If the encoder and decoder are linear mappings,

then we get the PCA solution when we minimise the squared autoencoding loss.

If we replace the linear mapping of PCA with a nonlinear mapping,

we get a nonlinear autoencoder.

A prominent example of this is a deep autoencoder with

the linear functions of the encoder and decoder are replaced with deep neural networks.

Another interpretation of PCA is related to information theory.

We can think of the code as a smaller compressed version of the original data point.

When we reconstruct our original data using the code,

we don't get the exact data point back,

but a slightly distorted or noisy version of it.

This means that our compression is lossy.

Intuitively, we want to maximise

the correlation between the original data and the lower dimensional code.

More formally, this would be related to the mutual information.

We would then get the same solution to PCA we discussed

earlier in this course by maximising the mutual information,

a core concept in information theory.

When we derived PCA using projections,

we reformulated the average reconstruction error loss as minimising

the variance of the data that is projected onto

the orthogonal complement of the principle subspace.

minimising that variance is equivalent to mazimising

the variance of the data when projected onto the principle subspace.

If we think of variance in the data as information contained in the data,

this means that PCA can also be

interpreted as a method that retains as much information as possible.

We can also look at PCA from the perspective of a latent variable model.

We assume that an unknown lower dimensional code z generates data

x and we assume that we have a linear relationship between z and x.

So, generally, we can then write that x is B times z plus mu and maybe some noise.

We assume that the noise is

isotropic with mean zero and covariance matrix sigma squared times I.

We further assume that the distribution of the z is a standard normal so P of z is

Gaussian with mean zero and covariance matrix the identity matrix.

We can now write down the likelihood of this model.

So, the likelihood is P of x given z and that is a Gaussian distribution in x

with mean Bz plus

mu and covariance matrix sigma squared I.

And we can also compute the marginal likelihood as P

of x is the integral of P of x given z.

So, that is the likelihood times the distribution on z, dz,

and that turns out to be a Gaussian distribution in x with

mean mu and with covariance matrix B times B transpose plus sigma squared I.

The parameters of this model

are mu, B, and sigma squared.

And we can write them explicitly down in our model up here.

So model parameters are B and mu and sigma squared.

We can now determine the parameters of this model

using maximum likelihood estimation,

and we will find that mu is the mean of the data and B is
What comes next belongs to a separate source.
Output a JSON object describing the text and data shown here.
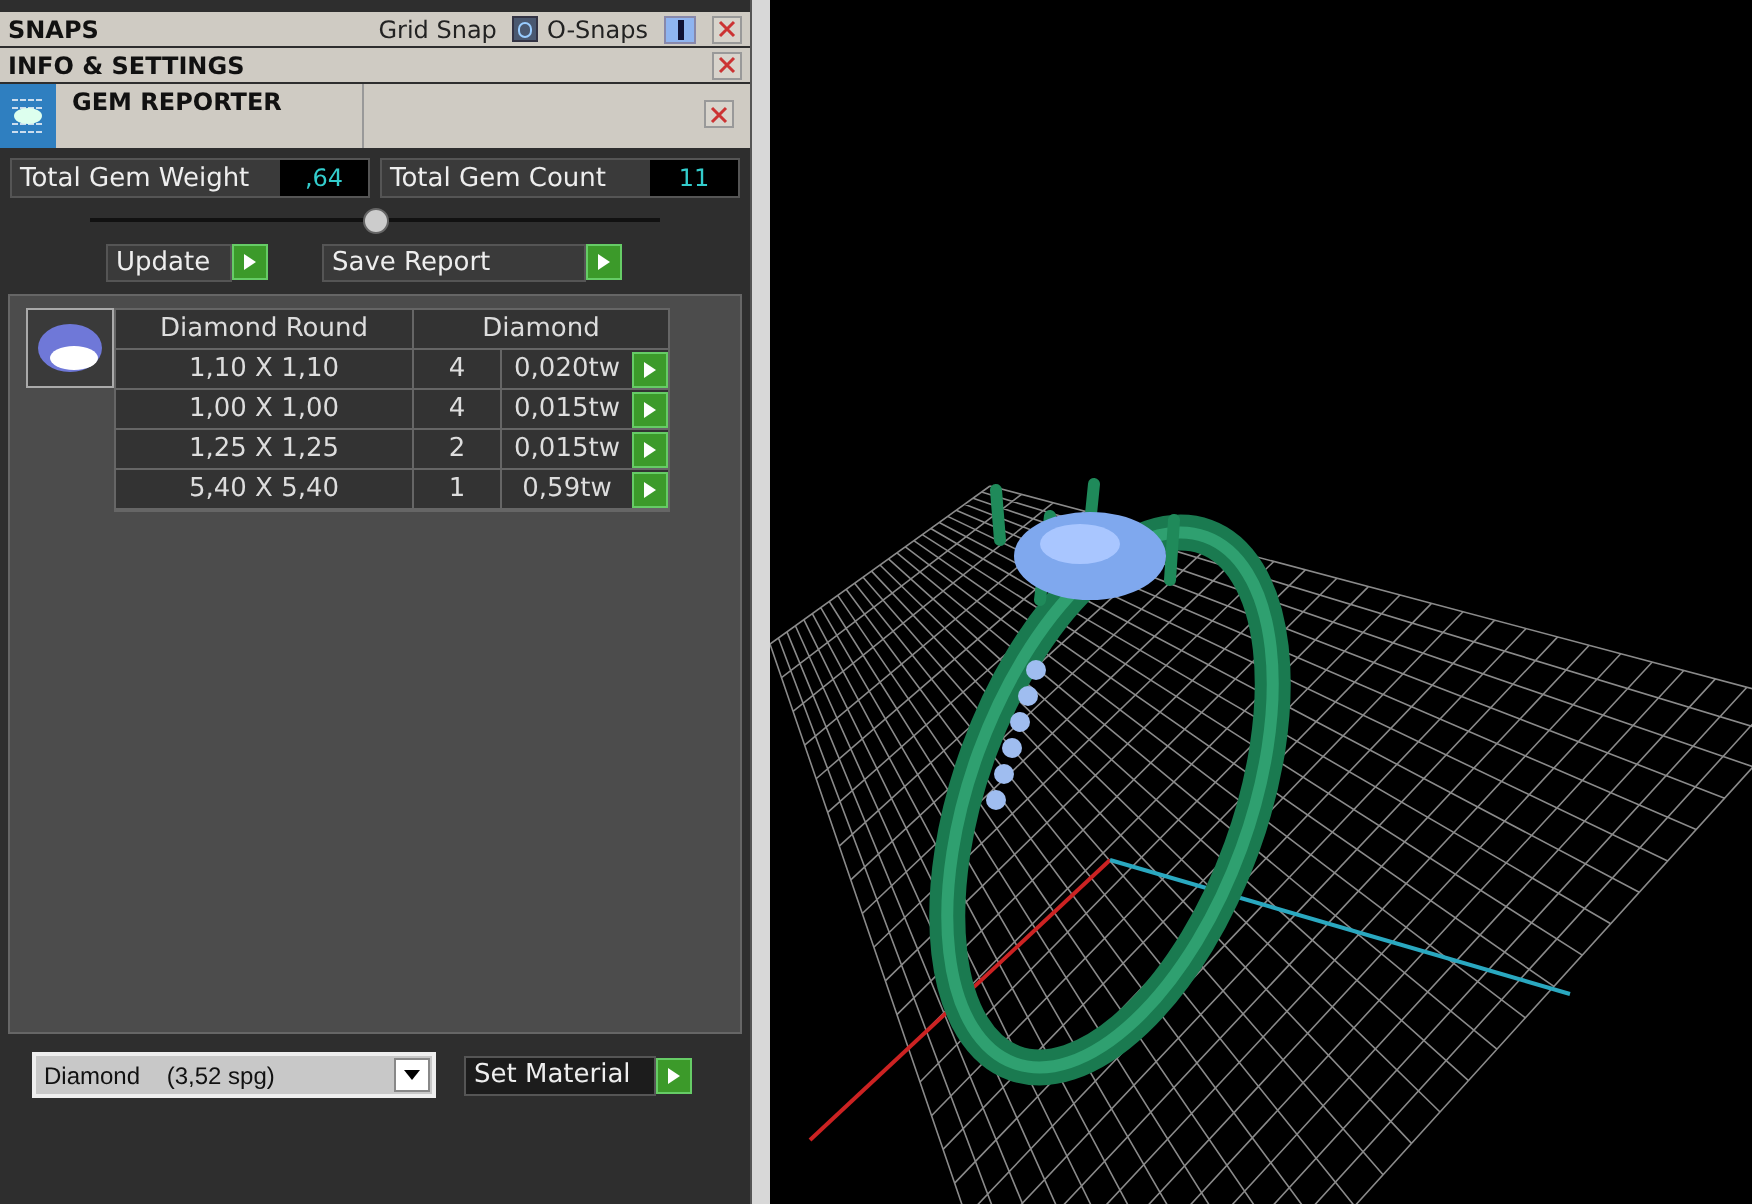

a matrix that contains the eigenvectors that correspond to the largest eigenvalues.

To get the low dimension code of a data point,

we can apply Bayes' theorem to invert the linear relationship between z and x.

In particular, we are going to get P of z

given x as P of x given z.

So, that is the likelihood which comes from here times P of z.

So, that's our distribution that we have here.

Divided by the marginal likelihood P of x which comes from here.

In this video, we looked at five different perspectives of

PCA that lead to different objectives: minimising the squared reconstruction error,

minimising the autoencoder loss,

mazimising the mutual information,

mazimising the variance of the projected data,

and mazimising the likelihood in a latent variable model.

All these different perspectives give us the same solution to the PCA problem.

The strengths and weaknesses of individual perspectives become

more clear and important when we consider properties of real data.